Many bloggers are avid library users, perhaps returning each month or each week– or even more frequently– to browse the collection, pick up holds, and attend library programs. When the pandemic started, however, most libraries eventually shut down (though many held out longer, regardless of safety concerns, presumably due to “vocational awe“). Programs were moved online, browsing prohibited in favor of curbside pickup, and buildings closed to the public. Each library system has reacted differently, with some moving to near “normal” operations by the summer or fall of 2020, others choosing to open by appointment only, and still others opting to remain closed to the public for the foreseeable future. Regardless of the path chosen, however, the pandemic has undoubtedly changed both the way libraries operate and the way people view them and use them.
For my part, I had to accept that the closure of the libraries meant no more browsing. In some ways, this did not affect me overly much. I am already familiar with how the online catalog works and the procedures used to place a hold on an item. I also follow the book industry and thus am positioned to be able to look up desired titles fairly easily, unlike many others who presumably do not follow authors or publishers online, and many only realize their favorite writer has released a new book when they see it on the shelf. Even so, I still enjoy browsing. I still find titles I might have otherwise overlooked, perhaps because of limited marketing or perhaps because somehow the title did not catch my eye when I saw it online. For me, some of the joy of serendipity was lost when the libraries closed.
Additionally, I had to switch over to e-books for a long time. Although I do own an e-reader, I much prefer to read hard copies of a book, especially if the book is longer or contains weighty material. I did not particularly enjoy the days when I was forced to read digital copies only. And, of course, because digital materials are so much more expensive for libraries to purchase than physical copies, I had only a limited selection of titles to choose from, with long wait lists on top of that.
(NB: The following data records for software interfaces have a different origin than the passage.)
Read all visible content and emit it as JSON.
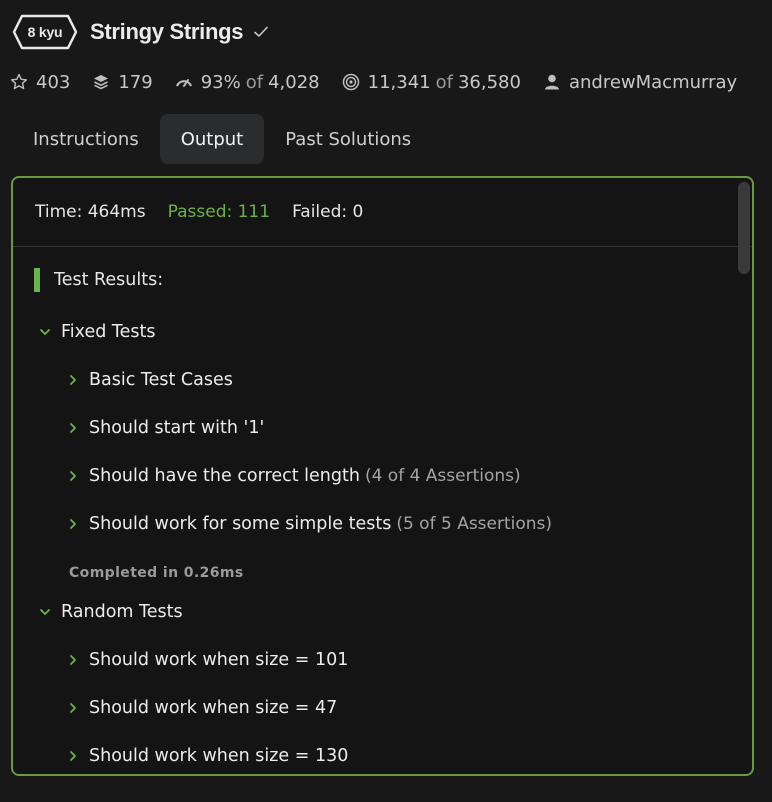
{
  "kata": {
    "rank": "8 kyu",
    "title": "Stringy Strings"
  },
  "stats": {
    "stars": "403",
    "collections": "179",
    "satisfaction": "93%",
    "satisfaction_of": "of",
    "satisfaction_total": "4,028",
    "completed": "11,341",
    "completed_of": "of",
    "completed_total": "36,580",
    "author": "andrewMacmurray"
  },
  "tabs": [
    {
      "label": "Instructions",
      "active": false
    },
    {
      "label": "Output",
      "active": true
    },
    {
      "label": "Past Solutions",
      "active": false
    }
  ],
  "summary": {
    "time": "Time: 464ms",
    "passed": "Passed: 111",
    "failed": "Failed: 0"
  },
  "results": {
    "heading": "Test Results:",
    "groups": [
      {
        "label": "Fixed Tests",
        "items": [
          {
            "label": "Basic Test Cases",
            "assertions": ""
          },
          {
            "label": "Should start with '1'",
            "assertions": ""
          },
          {
            "label": "Should have the correct length",
            "assertions": "(4 of 4 Assertions)"
          },
          {
            "label": "Should work for some simple tests",
            "assertions": "(5 of 5 Assertions)"
          }
        ],
        "completed": "Completed in 0.26ms"
      },
      {
        "label": "Random Tests",
        "items": [
          {
            "label": "Should work when size = 101",
            "assertions": ""
          },
          {
            "label": "Should work when size = 47",
            "assertions": ""
          },
          {
            "label": "Should work when size = 130",
            "assertions": ""
          }
        ]
      }
    ]
  },
  "colors": {
    "accent_green": "#6cb24a",
    "panel_border": "#6a9a3e",
    "background": "#181818"
  }
}
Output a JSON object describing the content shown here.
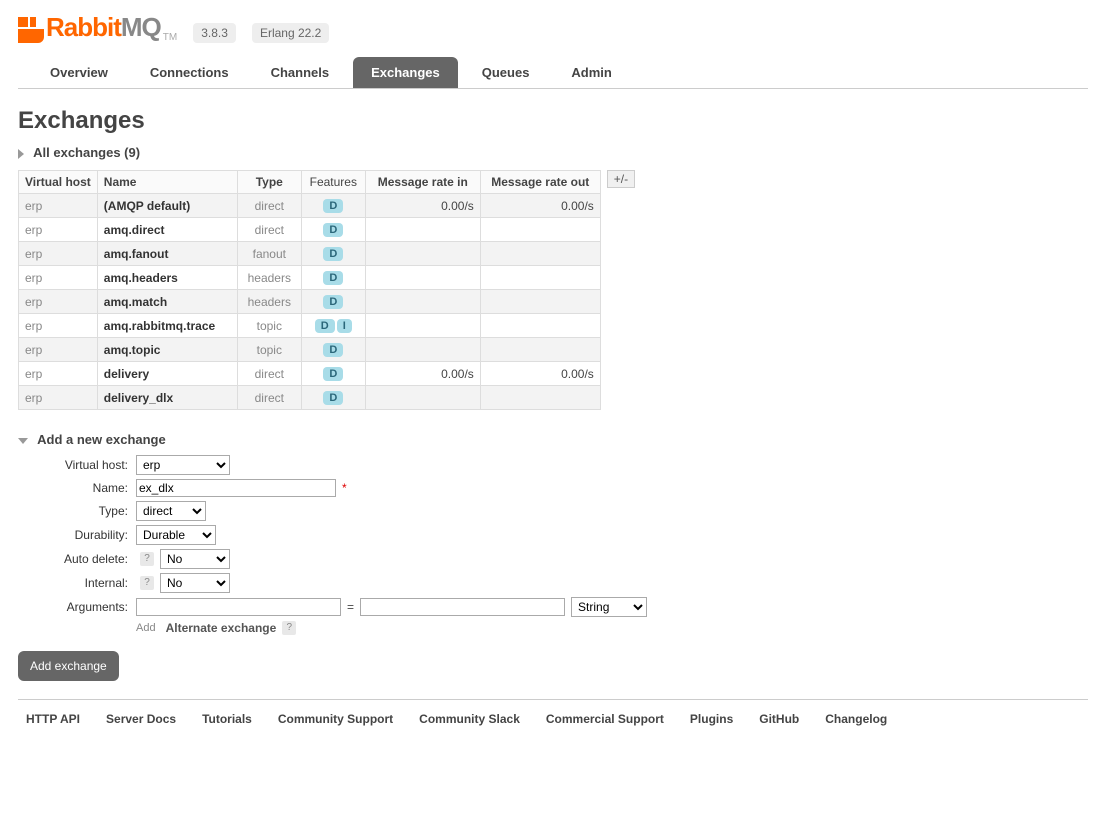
{
  "header": {
    "product_orange": "Rabbit",
    "product_grey": "MQ",
    "tm": "TM",
    "version": "3.8.3",
    "erlang": "Erlang 22.2"
  },
  "tabs": [
    "Overview",
    "Connections",
    "Channels",
    "Exchanges",
    "Queues",
    "Admin"
  ],
  "active_tab": "Exchanges",
  "page_title": "Exchanges",
  "list_section_title": "All exchanges (9)",
  "columns": {
    "vhost": "Virtual host",
    "name": "Name",
    "type": "Type",
    "features": "Features",
    "rate_in": "Message rate in",
    "rate_out": "Message rate out"
  },
  "plus_minus": "+/-",
  "rows": [
    {
      "vhost": "erp",
      "name": "(AMQP default)",
      "type": "direct",
      "features": [
        "D"
      ],
      "rate_in": "0.00/s",
      "rate_out": "0.00/s"
    },
    {
      "vhost": "erp",
      "name": "amq.direct",
      "type": "direct",
      "features": [
        "D"
      ],
      "rate_in": "",
      "rate_out": ""
    },
    {
      "vhost": "erp",
      "name": "amq.fanout",
      "type": "fanout",
      "features": [
        "D"
      ],
      "rate_in": "",
      "rate_out": ""
    },
    {
      "vhost": "erp",
      "name": "amq.headers",
      "type": "headers",
      "features": [
        "D"
      ],
      "rate_in": "",
      "rate_out": ""
    },
    {
      "vhost": "erp",
      "name": "amq.match",
      "type": "headers",
      "features": [
        "D"
      ],
      "rate_in": "",
      "rate_out": ""
    },
    {
      "vhost": "erp",
      "name": "amq.rabbitmq.trace",
      "type": "topic",
      "features": [
        "D",
        "I"
      ],
      "rate_in": "",
      "rate_out": ""
    },
    {
      "vhost": "erp",
      "name": "amq.topic",
      "type": "topic",
      "features": [
        "D"
      ],
      "rate_in": "",
      "rate_out": ""
    },
    {
      "vhost": "erp",
      "name": "delivery",
      "type": "direct",
      "features": [
        "D"
      ],
      "rate_in": "0.00/s",
      "rate_out": "0.00/s"
    },
    {
      "vhost": "erp",
      "name": "delivery_dlx",
      "type": "direct",
      "features": [
        "D"
      ],
      "rate_in": "",
      "rate_out": ""
    }
  ],
  "add_section_title": "Add a new exchange",
  "form": {
    "labels": {
      "vhost": "Virtual host:",
      "name": "Name:",
      "type": "Type:",
      "durability": "Durability:",
      "auto_delete": "Auto delete:",
      "internal": "Internal:",
      "arguments": "Arguments:"
    },
    "vhost_value": "erp",
    "name_value": "ex_dlx",
    "type_value": "direct",
    "durability_value": "Durable",
    "auto_delete_value": "No",
    "internal_value": "No",
    "arg_key": "",
    "arg_val": "",
    "arg_type": "String",
    "equals": "=",
    "add_link": "Add",
    "alt_exchange": "Alternate exchange",
    "help_mark": "?",
    "mandatory": "*",
    "submit": "Add exchange"
  },
  "footer": [
    "HTTP API",
    "Server Docs",
    "Tutorials",
    "Community Support",
    "Community Slack",
    "Commercial Support",
    "Plugins",
    "GitHub",
    "Changelog"
  ]
}
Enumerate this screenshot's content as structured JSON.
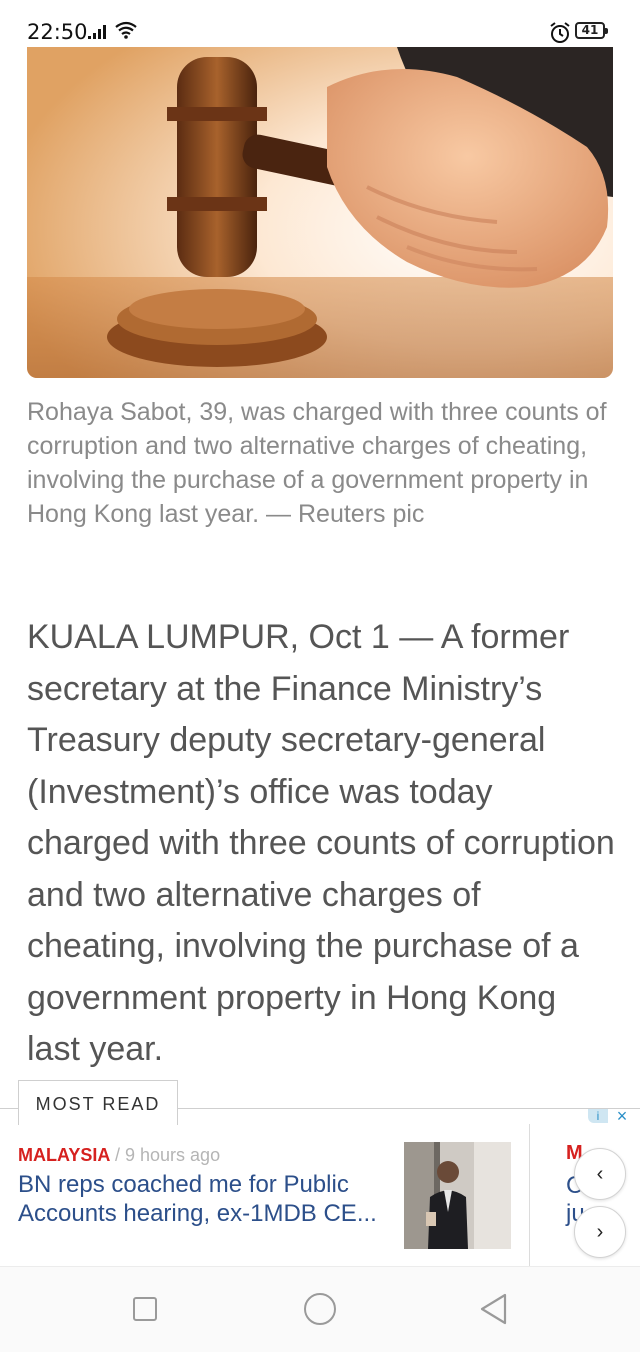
{
  "status_bar": {
    "time": "22:50",
    "battery": "41",
    "icons": [
      "signal-icon",
      "wifi-icon",
      "alarm-icon",
      "battery-icon"
    ]
  },
  "article": {
    "caption": "Rohaya Sabot, 39, was charged with three counts of corruption and two alternative charges of cheating, involving the purchase of a government property in Hong Kong last year. — Reuters pic",
    "body": "KUALA LUMPUR, Oct 1 — A former secretary at the Finance Ministry’s Treasury deputy secretary-general (Investment)’s office was today charged with three counts of corruption and two alternative charges of cheating, involving the purchase of a government property in Hong Kong last year."
  },
  "most_read": {
    "tab_label": "MOST READ",
    "cards": [
      {
        "category": "MALAYSIA",
        "meta": "/ 9 hours ago",
        "title": "BN reps coached me for Public Accounts hearing, ex-1MDB CE..."
      }
    ],
    "peek": {
      "line1": "M",
      "line2": "C",
      "line3": "ju"
    },
    "prev_icon": "‹",
    "next_icon": "›",
    "ad_info_icon": "i",
    "ad_close_icon": "×"
  },
  "colors": {
    "category_red": "#d6211f",
    "title_blue": "#2c4f8a",
    "caption_gray": "#8a8a8a",
    "body_gray": "#555555"
  }
}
Services such as Hoopla, where libraries pay per borrow, are nice, but not every library has them and libraries still put a cap on a user’s monthly borrows. Because I read extensively, I cannot rely only on a service like Hoopla.
For some, I imagine that the pandemic has fundamentally changed the way they use the library. Some people may have realized that they can place holds on books from other libraries and have them delivered to their home library. Some people may hope curbside delivery continues and they never have to step foot in the building again. Some people may have realized that they can borrow e-books and will continue to do so even once the libraries reopen fully.
As for me? The pandemic has changed how I use the library, but not in a way I wish to continue. I long for the day when I can browse the bookshelves freely again, when the processing department is not a month to a year behind in putting new books on the shelf, when I can read only physical volumes and ditch the e-reader. And, yes, I long for the day when I can meet people in-person during programs, and not only see them on a screen. (Bonus if we get free snacks!) The pandemic has changed the way I use the library, but that has only made me appreciate the library and all its services all the more.
What about you? Has your library use changed? Will you keep these changes going forward? Do you see yourself, for instance, borrowing more e-books in future or attending virtual programs?